There were glimpses of things still in their early stages that half-year, though, such as the near-plotless indie movie Timecode, which was, in retrospect, for all its flaws, surely an influence on 24 (which would premiere with perfect timing late the following year) and thus all of 00s television.
I recall the reactions of my co-worker Debbie Colloton and I to the early stages of George Bush’s candidacy for president as well: Seeing him mangle a few words in a speech, we shrugged and sighed, immediately concluding 2000 would see Gore elected president and that the flourishing country would endure nonetheless. Maybe “our side” would make an electoral comeback in 2004 after four years of a Gore presidency.
My own stab at transforming the political culture in 2000, though, was a pitch to DC Comics (for whom I’d already written one story, “Progress!” in the one-shot eighty-pager JLA Showcase featuring Superman, Batman, et al) to bring back the then-largely-unused WWII superhero team the Freedom Fighters, who’d last had their own series in the mid-70s, when I was amazed, at an early age, by an issue in which these obscure yet iconic characters — Human Bomb, Doll Man, Black Condor, Phantom Lady, the Ray, and Uncle Sam himself — fought a deranged elf at a Santa-themed amusement park rigged with booby traps and killer robots, all the while talking about their recent migration to Earth-1 from an alternate universe.
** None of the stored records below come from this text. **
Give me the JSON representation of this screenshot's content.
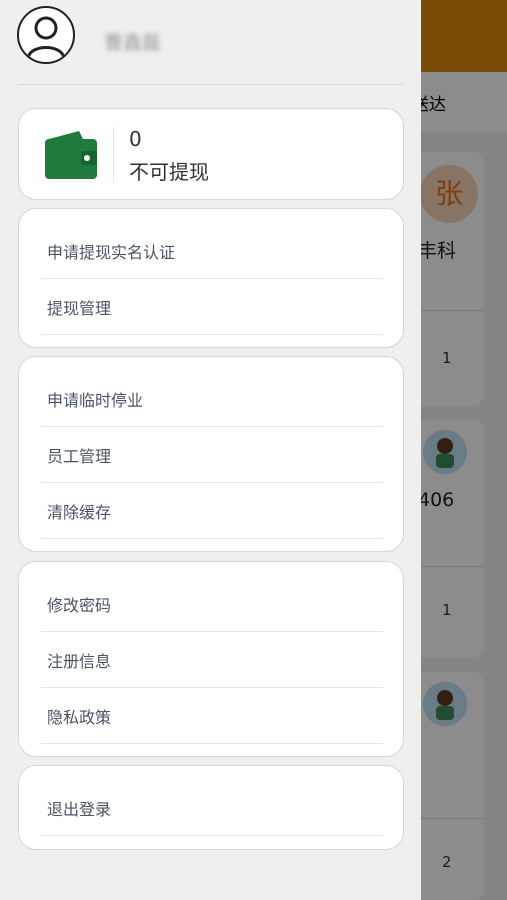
{
  "background": {
    "tab_text": "送达",
    "avatar_char": "张",
    "name_fragment": "丰科",
    "code_fragment": "406",
    "row_counts": [
      "1",
      "1",
      "2"
    ]
  },
  "drawer": {
    "user_name": "曹鑫磊",
    "wallet": {
      "amount": "0",
      "status": "不可提现",
      "icon": "wallet-icon"
    },
    "groups": [
      {
        "items": [
          "申请提现实名认证",
          "提现管理"
        ]
      },
      {
        "items": [
          "申请临时停业",
          "员工管理",
          "清除缓存"
        ]
      },
      {
        "items": [
          "修改密码",
          "注册信息",
          "隐私政策"
        ]
      },
      {
        "items": [
          "退出登录"
        ]
      }
    ]
  },
  "colors": {
    "header": "#e08a0f",
    "wallet_green": "#1f7a3e",
    "menu_text": "#4a5366"
  }
}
My plan was to make them more overtly political, each representing a different philosophy or political faction without ever getting into too much detail or allegory. They would also (in my mind, though not in the pitch) be part of a larger cosmic war involving Order and Chaos, with ties to the characters Time Trapper, Mister Miracle, and Krona — with the Omega Men perhaps thrown in along the way. I was told to avoid trying to revamp obscure characters — told, in fact, that even Starman, to my mind DC’s biggest artistic success of the 90s, was considered too risky as a model for future character development. Stick to ideas involving the big Justice League characters like Superman and Batman.
Today, eight years later, they’ve given the Freedom Fighters two miniseries, made them more political, linked them to a cosmic war involving Order and Chaos, and in largely unrelated developments brought back Time Trapper, Mister Miracle, and the Omega Men, while making frequent use of numerous other obscure characters. Alas, I was ahead of my time. Would that I — like the Time Trapper — could revise history and alter events. Adding to my pain (though I’d go on to write two more published Justice League stories) was the knowledge that had I written a Freedom Fighters series, it would likely have come out around 9/11, potentially riding a wave of patriotism to extra sales. Not that my real goal would be to exploit tragedy for mere personal financial gain, mind you. My real goal would have been to subtly turn comics readers into libertarians, of course. The aesthetic concerns, though, always have to come first and make their own demands that have a way of pushing ulterior creative motives such as politics to the side — unless you’re Bertolt Brecht…or Rage Against the Machine.
But more about politics a week from today, when I recount late 2000 — including the most entertaining presidential election ever.